### [DATA FOR PROCESSING]
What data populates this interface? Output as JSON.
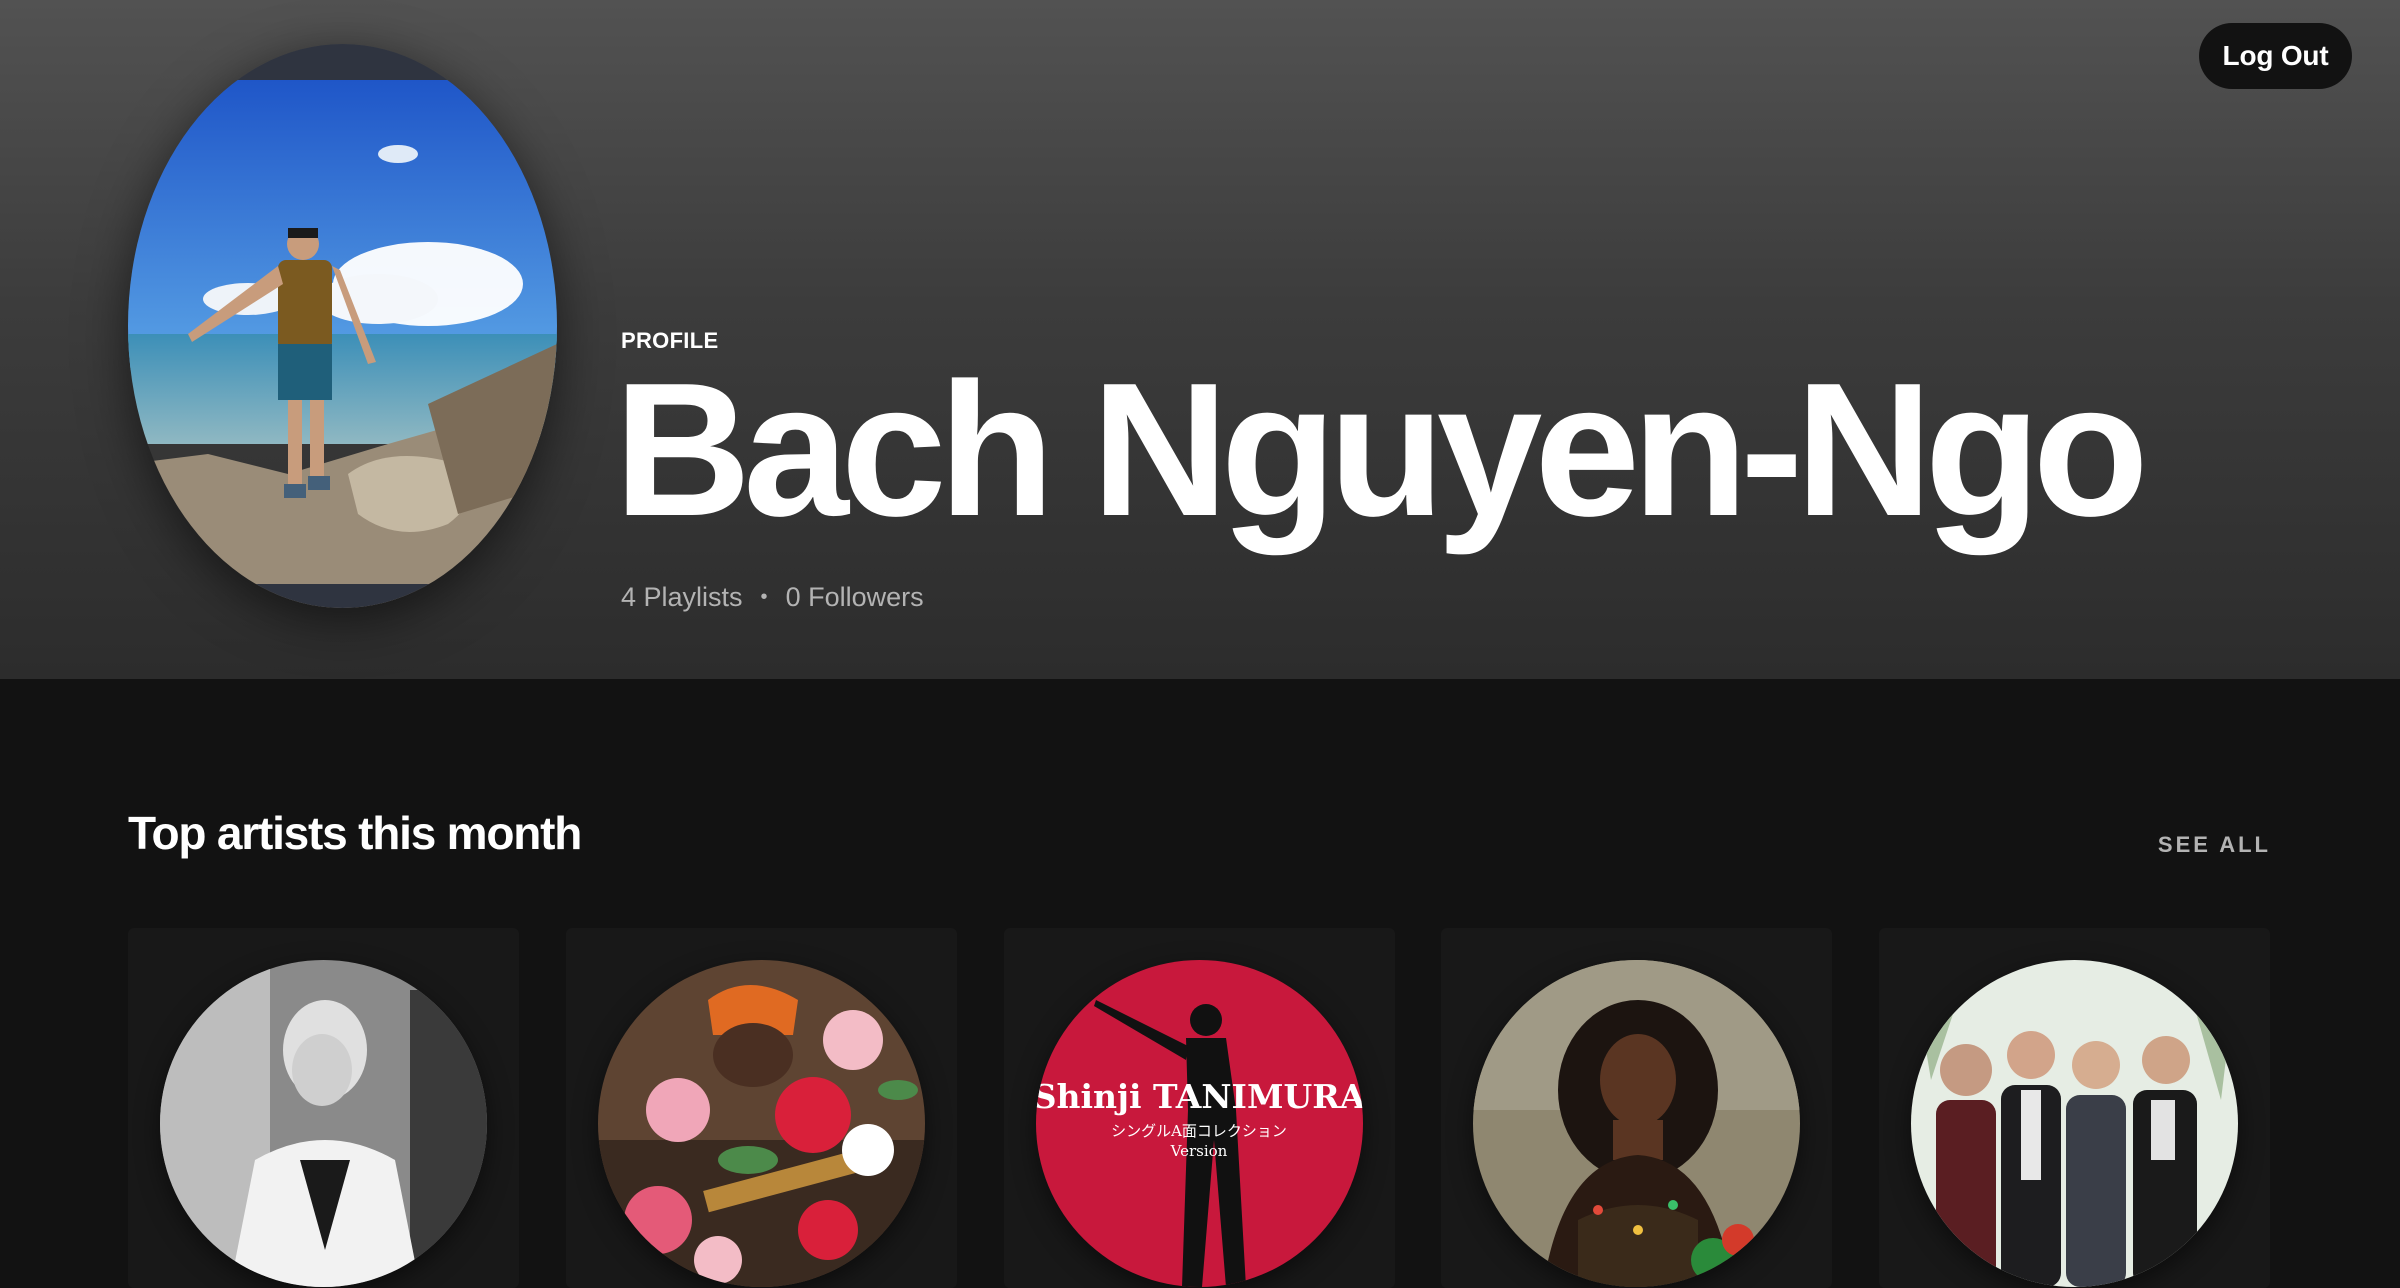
{
  "header": {
    "logout_label": "Log Out",
    "profile_label": "PROFILE",
    "display_name": "Bach Nguyen-Ngo",
    "playlists": "4 Playlists",
    "separator": "•",
    "followers": "0 Followers"
  },
  "top_artists": {
    "title": "Top artists this month",
    "see_all_label": "SEE ALL",
    "artists": [
      {
        "image_icon": "artist-portrait-bw"
      },
      {
        "image_icon": "artist-portrait-flowers"
      },
      {
        "image_icon": "artist-shinji-tanimura-cover",
        "cover_text": "Shinji TANIMURA",
        "cover_subtext": "シングルA面コレクション",
        "cover_subtext2": "Version"
      },
      {
        "image_icon": "artist-portrait-singer"
      },
      {
        "image_icon": "artist-band-photo"
      }
    ]
  },
  "colors": {
    "background": "#121212",
    "card": "#181818",
    "header_top": "#525252",
    "secondary_text": "#b3b3b3",
    "tanimura_red": "#c8183c"
  }
}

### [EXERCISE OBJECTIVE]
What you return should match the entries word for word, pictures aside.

### [REPLY TO THE TASK]
What data populates this interface? Output as JSON.
{
  "header": {
    "logout_label": "Log Out",
    "profile_label": "PROFILE",
    "display_name": "Bach Nguyen-Ngo",
    "playlists": "4 Playlists",
    "separator": "•",
    "followers": "0 Followers"
  },
  "top_artists": {
    "title": "Top artists this month",
    "see_all_label": "SEE ALL",
    "artists": [
      {
        "image_icon": "artist-portrait-bw"
      },
      {
        "image_icon": "artist-portrait-flowers"
      },
      {
        "image_icon": "artist-shinji-tanimura-cover",
        "cover_text": "Shinji TANIMURA",
        "cover_subtext": "シングルA面コレクション",
        "cover_subtext2": "Version"
      },
      {
        "image_icon": "artist-portrait-singer"
      },
      {
        "image_icon": "artist-band-photo"
      }
    ]
  },
  "colors": {
    "background": "#121212",
    "card": "#181818",
    "header_top": "#525252",
    "secondary_text": "#b3b3b3",
    "tanimura_red": "#c8183c"
  }
}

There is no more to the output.